PROBLEM TO WORK ON — Keep the wording of every entry exactly as it is while leaving the pictures out of your copy.

DATA RECORDS —
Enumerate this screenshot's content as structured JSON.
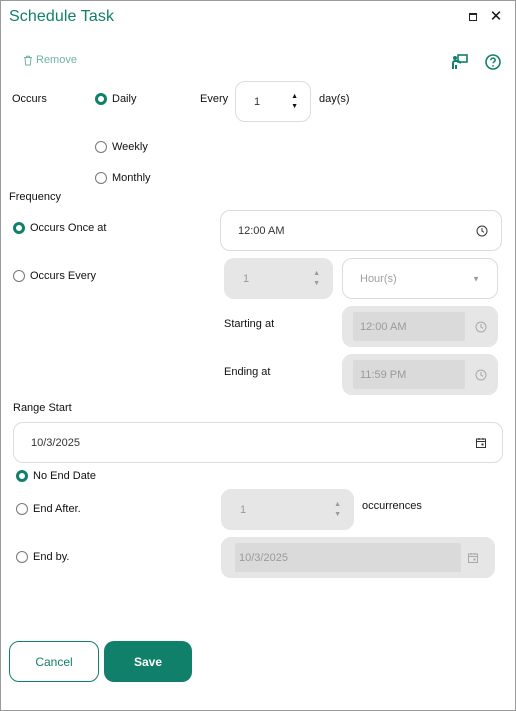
{
  "dialog": {
    "title": "Schedule Task",
    "maximize_icon": "maximize-icon",
    "close_label": "✕"
  },
  "toolbar": {
    "remove_label": "Remove",
    "remove_icon": "trash-icon",
    "presenter_icon": "presenter-icon",
    "help_icon": "help-circle-icon"
  },
  "occurs": {
    "label": "Occurs",
    "options": [
      {
        "label": "Daily",
        "checked": true
      },
      {
        "label": "Weekly",
        "checked": false
      },
      {
        "label": "Monthly",
        "checked": false
      }
    ],
    "every_label": "Every",
    "every_value": "1",
    "unit_label": "day(s)"
  },
  "frequency": {
    "label": "Frequency",
    "once_label": "Occurs Once at",
    "once_checked": true,
    "once_time": "12:00 AM",
    "every_label": "Occurs Every",
    "every_checked": false,
    "every_value": "1",
    "every_unit": "Hour(s)",
    "starting_label": "Starting at",
    "starting_value": "12:00 AM",
    "ending_label": "Ending at",
    "ending_value": "11:59 PM"
  },
  "range": {
    "label": "Range Start",
    "start_date": "10/3/2025",
    "no_end_label": "No End Date",
    "no_end_checked": true,
    "end_after_label": "End After.",
    "end_after_value": "1",
    "occurrences_label": "occurrences",
    "end_by_label": "End by.",
    "end_by_value": "10/3/2025"
  },
  "buttons": {
    "cancel_label": "Cancel",
    "save_label": "Save"
  },
  "colors": {
    "accent": "#11806a",
    "disabled_bg": "#e6e6e6"
  }
}
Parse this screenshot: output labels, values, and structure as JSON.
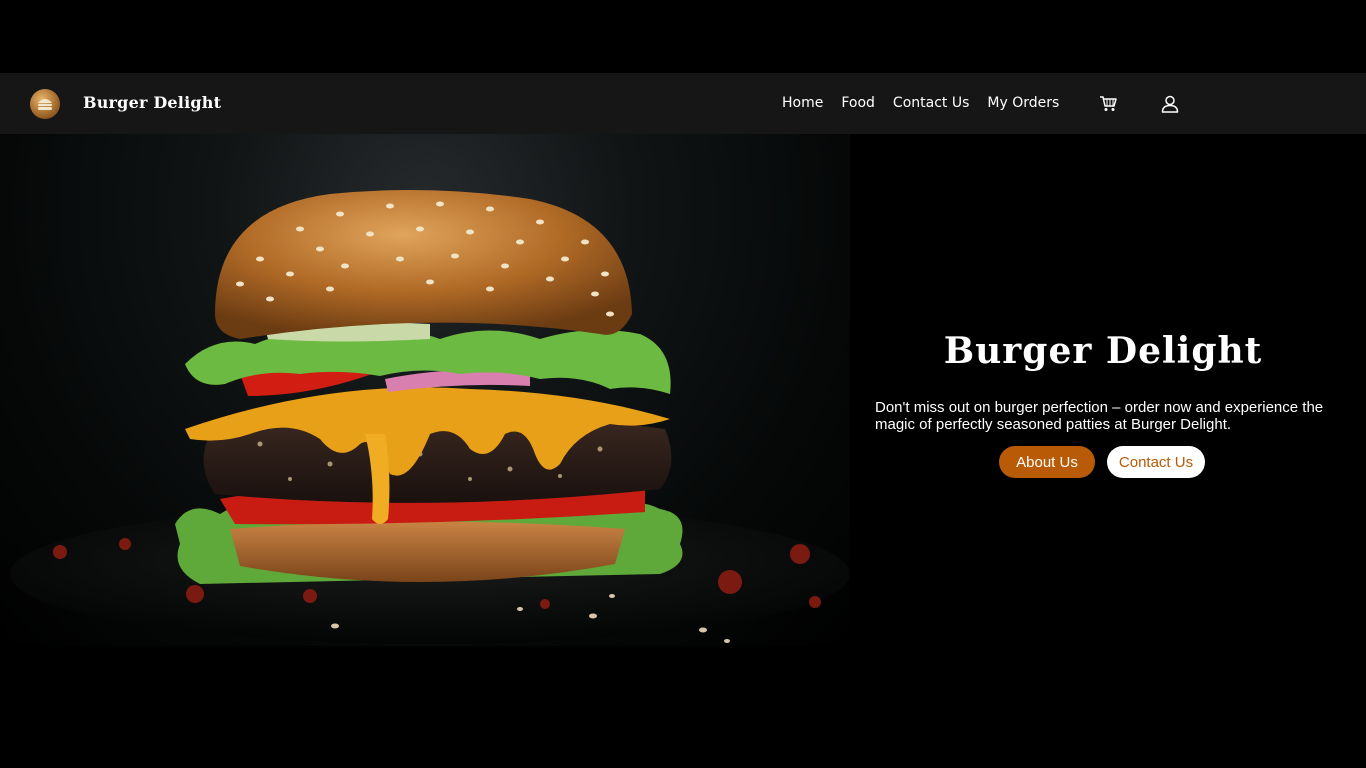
{
  "brand": {
    "name": "Burger Delight",
    "logo_icon": "burger-icon"
  },
  "nav": {
    "links": [
      "Home",
      "Food",
      "Contact Us",
      "My Orders"
    ],
    "cart_icon": "cart-icon",
    "user_icon": "user-icon"
  },
  "hero": {
    "title": "Burger Delight",
    "description": "Don't miss out on burger perfection – order now and experience the magic of perfectly seasoned patties at Burger Delight.",
    "about_button": "About Us",
    "contact_button": "Contact Us"
  },
  "colors": {
    "background": "#000000",
    "navbar": "#161616",
    "accent": "#b85a06",
    "text": "#ffffff"
  }
}
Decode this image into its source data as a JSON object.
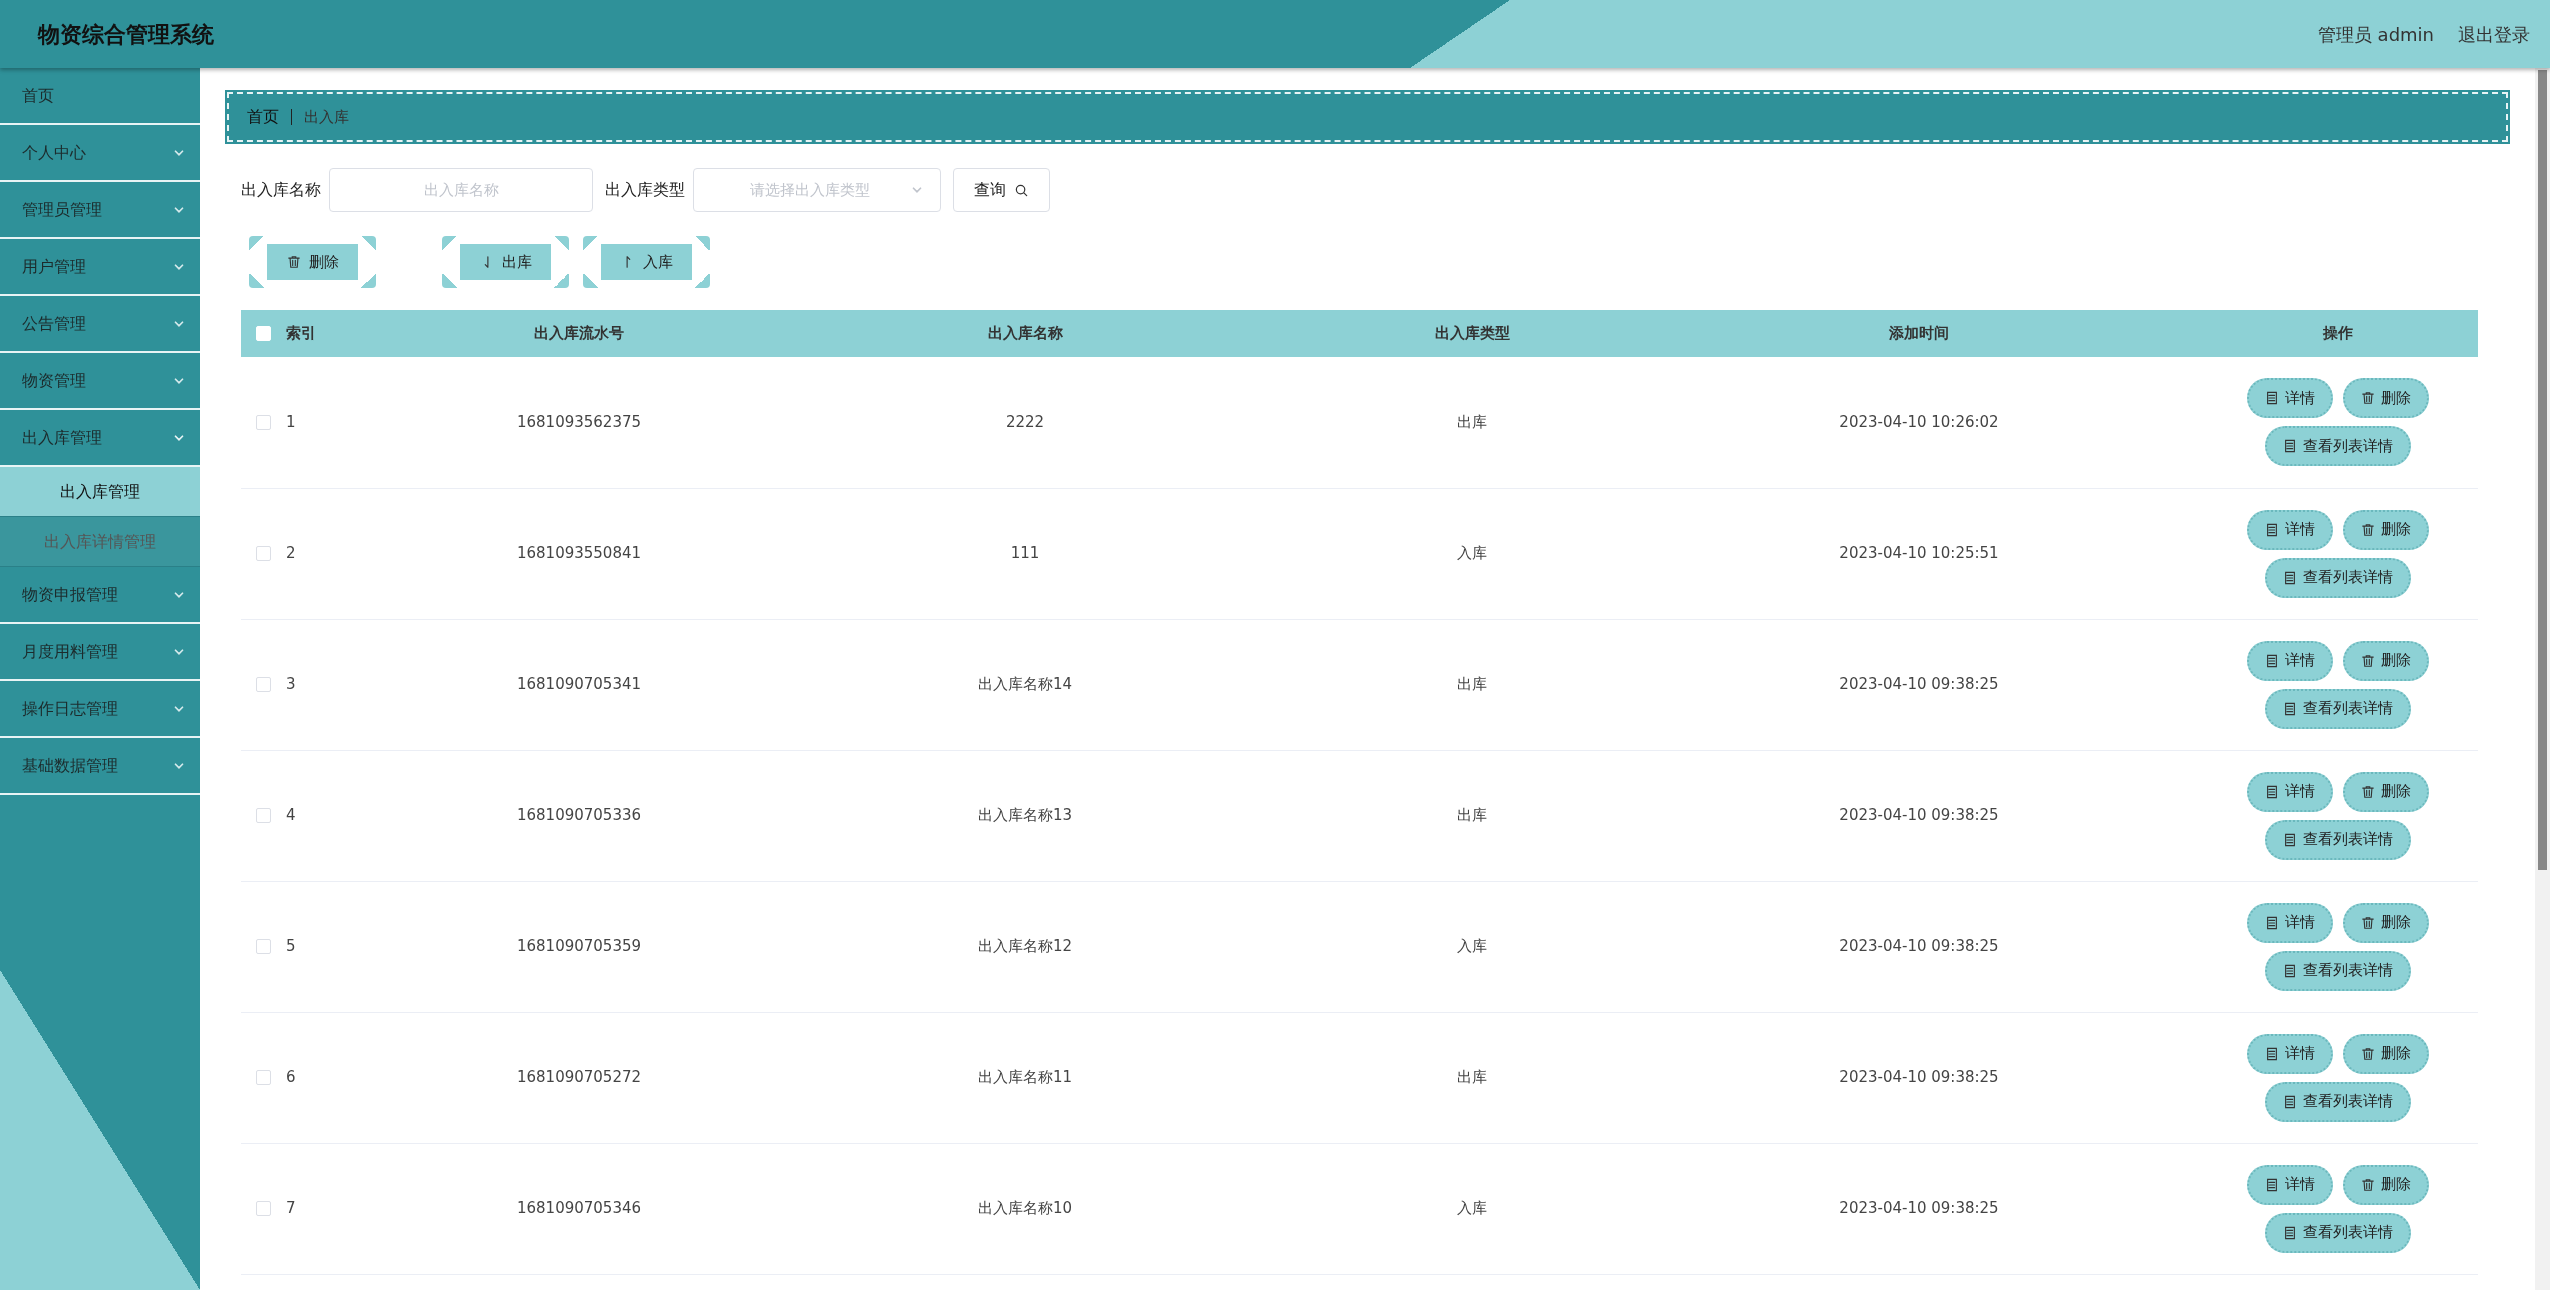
{
  "app": {
    "title": "物资综合管理系统",
    "user": "管理员 admin",
    "logout": "退出登录"
  },
  "sidebar": {
    "items": [
      {
        "label": "首页",
        "kind": "link"
      },
      {
        "label": "个人中心",
        "kind": "menu",
        "expanded": false
      },
      {
        "label": "管理员管理",
        "kind": "menu",
        "expanded": false
      },
      {
        "label": "用户管理",
        "kind": "menu",
        "expanded": false
      },
      {
        "label": "公告管理",
        "kind": "menu",
        "expanded": false
      },
      {
        "label": "物资管理",
        "kind": "menu",
        "expanded": false
      },
      {
        "label": "出入库管理",
        "kind": "menu",
        "expanded": true,
        "children": [
          {
            "label": "出入库管理",
            "selected": true
          },
          {
            "label": "出入库详情管理",
            "selected": false
          }
        ]
      },
      {
        "label": "物资申报管理",
        "kind": "menu",
        "expanded": false
      },
      {
        "label": "月度用料管理",
        "kind": "menu",
        "expanded": false
      },
      {
        "label": "操作日志管理",
        "kind": "menu",
        "expanded": false
      },
      {
        "label": "基础数据管理",
        "kind": "menu",
        "expanded": false
      }
    ]
  },
  "breadcrumb": [
    "首页",
    "出入库"
  ],
  "search": {
    "fields": [
      {
        "label": "出入库名称",
        "placeholder": "出入库名称",
        "kind": "input"
      },
      {
        "label": "出入库类型",
        "placeholder": "请选择出入库类型",
        "kind": "select"
      }
    ],
    "button": "查询"
  },
  "toolbar": [
    {
      "label": "删除",
      "kind": "delete"
    },
    {
      "label": "出库",
      "kind": "out"
    },
    {
      "label": "入库",
      "kind": "in"
    }
  ],
  "table": {
    "select_all": {
      "checked": false
    },
    "columns": [
      "索引",
      "出入库流水号",
      "出入库名称",
      "出入库类型",
      "添加时间",
      "操作"
    ],
    "rows": [
      {
        "checked": false,
        "cells": [
          "1",
          "1681093562375",
          "2222",
          "出库",
          "2023-04-10 10:26:02"
        ],
        "actions": [
          {
            "label": "详情",
            "kind": "doc"
          },
          {
            "label": "删除",
            "kind": "delete"
          },
          {
            "label": "查看列表详情",
            "kind": "doc"
          }
        ]
      },
      {
        "checked": false,
        "cells": [
          "2",
          "1681093550841",
          "111",
          "入库",
          "2023-04-10 10:25:51"
        ],
        "actions": [
          {
            "label": "详情",
            "kind": "doc"
          },
          {
            "label": "删除",
            "kind": "delete"
          },
          {
            "label": "查看列表详情",
            "kind": "doc"
          }
        ]
      },
      {
        "checked": false,
        "cells": [
          "3",
          "1681090705341",
          "出入库名称14",
          "出库",
          "2023-04-10 09:38:25"
        ],
        "actions": [
          {
            "label": "详情",
            "kind": "doc"
          },
          {
            "label": "删除",
            "kind": "delete"
          },
          {
            "label": "查看列表详情",
            "kind": "doc"
          }
        ]
      },
      {
        "checked": false,
        "cells": [
          "4",
          "1681090705336",
          "出入库名称13",
          "出库",
          "2023-04-10 09:38:25"
        ],
        "actions": [
          {
            "label": "详情",
            "kind": "doc"
          },
          {
            "label": "删除",
            "kind": "delete"
          },
          {
            "label": "查看列表详情",
            "kind": "doc"
          }
        ]
      },
      {
        "checked": false,
        "cells": [
          "5",
          "1681090705359",
          "出入库名称12",
          "入库",
          "2023-04-10 09:38:25"
        ],
        "actions": [
          {
            "label": "详情",
            "kind": "doc"
          },
          {
            "label": "删除",
            "kind": "delete"
          },
          {
            "label": "查看列表详情",
            "kind": "doc"
          }
        ]
      },
      {
        "checked": false,
        "cells": [
          "6",
          "1681090705272",
          "出入库名称11",
          "出库",
          "2023-04-10 09:38:25"
        ],
        "actions": [
          {
            "label": "详情",
            "kind": "doc"
          },
          {
            "label": "删除",
            "kind": "delete"
          },
          {
            "label": "查看列表详情",
            "kind": "doc"
          }
        ]
      },
      {
        "checked": false,
        "cells": [
          "7",
          "1681090705346",
          "出入库名称10",
          "入库",
          "2023-04-10 09:38:25"
        ],
        "actions": [
          {
            "label": "详情",
            "kind": "doc"
          },
          {
            "label": "删除",
            "kind": "delete"
          },
          {
            "label": "查看列表详情",
            "kind": "doc"
          }
        ]
      }
    ]
  }
}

EXERCISE OUTPUT —
Enumerate this screenshot's content as structured JSON.
{
  "dialog": {
    "title": "Schedule Task",
    "maximize_icon": "maximize-icon",
    "close_label": "✕"
  },
  "toolbar": {
    "remove_label": "Remove",
    "remove_icon": "trash-icon",
    "presenter_icon": "presenter-icon",
    "help_icon": "help-circle-icon"
  },
  "occurs": {
    "label": "Occurs",
    "options": [
      {
        "label": "Daily",
        "checked": true
      },
      {
        "label": "Weekly",
        "checked": false
      },
      {
        "label": "Monthly",
        "checked": false
      }
    ],
    "every_label": "Every",
    "every_value": "1",
    "unit_label": "day(s)"
  },
  "frequency": {
    "label": "Frequency",
    "once_label": "Occurs Once at",
    "once_checked": true,
    "once_time": "12:00 AM",
    "every_label": "Occurs Every",
    "every_checked": false,
    "every_value": "1",
    "every_unit": "Hour(s)",
    "starting_label": "Starting at",
    "starting_value": "12:00 AM",
    "ending_label": "Ending at",
    "ending_value": "11:59 PM"
  },
  "range": {
    "label": "Range Start",
    "start_date": "10/3/2025",
    "no_end_label": "No End Date",
    "no_end_checked": true,
    "end_after_label": "End After.",
    "end_after_value": "1",
    "occurrences_label": "occurrences",
    "end_by_label": "End by.",
    "end_by_value": "10/3/2025"
  },
  "buttons": {
    "cancel_label": "Cancel",
    "save_label": "Save"
  },
  "colors": {
    "accent": "#11806a",
    "disabled_bg": "#e6e6e6"
  }
}
Parse this screenshot: output labels, values, and structure as JSON.
{
  "brand": {
    "name": "Burger Delight",
    "logo_icon": "burger-icon"
  },
  "nav": {
    "links": [
      "Home",
      "Food",
      "Contact Us",
      "My Orders"
    ],
    "cart_icon": "cart-icon",
    "user_icon": "user-icon"
  },
  "hero": {
    "title": "Burger Delight",
    "description": "Don't miss out on burger perfection – order now and experience the magic of perfectly seasoned patties at Burger Delight.",
    "about_button": "About Us",
    "contact_button": "Contact Us"
  },
  "colors": {
    "background": "#000000",
    "navbar": "#161616",
    "accent": "#b85a06",
    "text": "#ffffff"
  }
}
Decode this image into its source data as a JSON object.
{
  "app": {
    "title": "物资综合管理系统",
    "user": "管理员 admin",
    "logout": "退出登录"
  },
  "sidebar": {
    "items": [
      {
        "label": "首页",
        "kind": "link"
      },
      {
        "label": "个人中心",
        "kind": "menu",
        "expanded": false
      },
      {
        "label": "管理员管理",
        "kind": "menu",
        "expanded": false
      },
      {
        "label": "用户管理",
        "kind": "menu",
        "expanded": false
      },
      {
        "label": "公告管理",
        "kind": "menu",
        "expanded": false
      },
      {
        "label": "物资管理",
        "kind": "menu",
        "expanded": false
      },
      {
        "label": "出入库管理",
        "kind": "menu",
        "expanded": true,
        "children": [
          {
            "label": "出入库管理",
            "selected": true
          },
          {
            "label": "出入库详情管理",
            "selected": false
          }
        ]
      },
      {
        "label": "物资申报管理",
        "kind": "menu",
        "expanded": false
      },
      {
        "label": "月度用料管理",
        "kind": "menu",
        "expanded": false
      },
      {
        "label": "操作日志管理",
        "kind": "menu",
        "expanded": false
      },
      {
        "label": "基础数据管理",
        "kind": "menu",
        "expanded": false
      }
    ]
  },
  "breadcrumb": [
    "首页",
    "出入库"
  ],
  "search": {
    "fields": [
      {
        "label": "出入库名称",
        "placeholder": "出入库名称",
        "kind": "input"
      },
      {
        "label": "出入库类型",
        "placeholder": "请选择出入库类型",
        "kind": "select"
      }
    ],
    "button": "查询"
  },
  "toolbar": [
    {
      "label": "删除",
      "kind": "delete"
    },
    {
      "label": "出库",
      "kind": "out"
    },
    {
      "label": "入库",
      "kind": "in"
    }
  ],
  "table": {
    "select_all": {
      "checked": false
    },
    "columns": [
      "索引",
      "出入库流水号",
      "出入库名称",
      "出入库类型",
      "添加时间",
      "操作"
    ],
    "rows": [
      {
        "checked": false,
        "cells": [
          "1",
          "1681093562375",
          "2222",
          "出库",
          "2023-04-10 10:26:02"
        ],
        "actions": [
          {
            "label": "详情",
            "kind": "doc"
          },
          {
            "label": "删除",
            "kind": "delete"
          },
          {
            "label": "查看列表详情",
            "kind": "doc"
          }
        ]
      },
      {
        "checked": false,
        "cells": [
          "2",
          "1681093550841",
          "111",
          "入库",
          "2023-04-10 10:25:51"
        ],
        "actions": [
          {
            "label": "详情",
            "kind": "doc"
          },
          {
            "label": "删除",
            "kind": "delete"
          },
          {
            "label": "查看列表详情",
            "kind": "doc"
          }
        ]
      },
      {
        "checked": false,
        "cells": [
          "3",
          "1681090705341",
          "出入库名称14",
          "出库",
          "2023-04-10 09:38:25"
        ],
        "actions": [
          {
            "label": "详情",
            "kind": "doc"
          },
          {
            "label": "删除",
            "kind": "delete"
          },
          {
            "label": "查看列表详情",
            "kind": "doc"
          }
        ]
      },
      {
        "checked": false,
        "cells": [
          "4",
          "1681090705336",
          "出入库名称13",
          "出库",
          "2023-04-10 09:38:25"
        ],
        "actions": [
          {
            "label": "详情",
            "kind": "doc"
          },
          {
            "label": "删除",
            "kind": "delete"
          },
          {
            "label": "查看列表详情",
            "kind": "doc"
          }
        ]
      },
      {
        "checked": false,
        "cells": [
          "5",
          "1681090705359",
          "出入库名称12",
          "入库",
          "2023-04-10 09:38:25"
        ],
        "actions": [
          {
            "label": "详情",
            "kind": "doc"
          },
          {
            "label": "删除",
            "kind": "delete"
          },
          {
            "label": "查看列表详情",
            "kind": "doc"
          }
        ]
      },
      {
        "checked": false,
        "cells": [
          "6",
          "1681090705272",
          "出入库名称11",
          "出库",
          "2023-04-10 09:38:25"
        ],
        "actions": [
          {
            "label": "详情",
            "kind": "doc"
          },
          {
            "label": "删除",
            "kind": "delete"
          },
          {
            "label": "查看列表详情",
            "kind": "doc"
          }
        ]
      },
      {
        "checked": false,
        "cells": [
          "7",
          "1681090705346",
          "出入库名称10",
          "入库",
          "2023-04-10 09:38:25"
        ],
        "actions": [
          {
            "label": "详情",
            "kind": "doc"
          },
          {
            "label": "删除",
            "kind": "delete"
          },
          {
            "label": "查看列表详情",
            "kind": "doc"
          }
        ]
      }
    ]
  }
}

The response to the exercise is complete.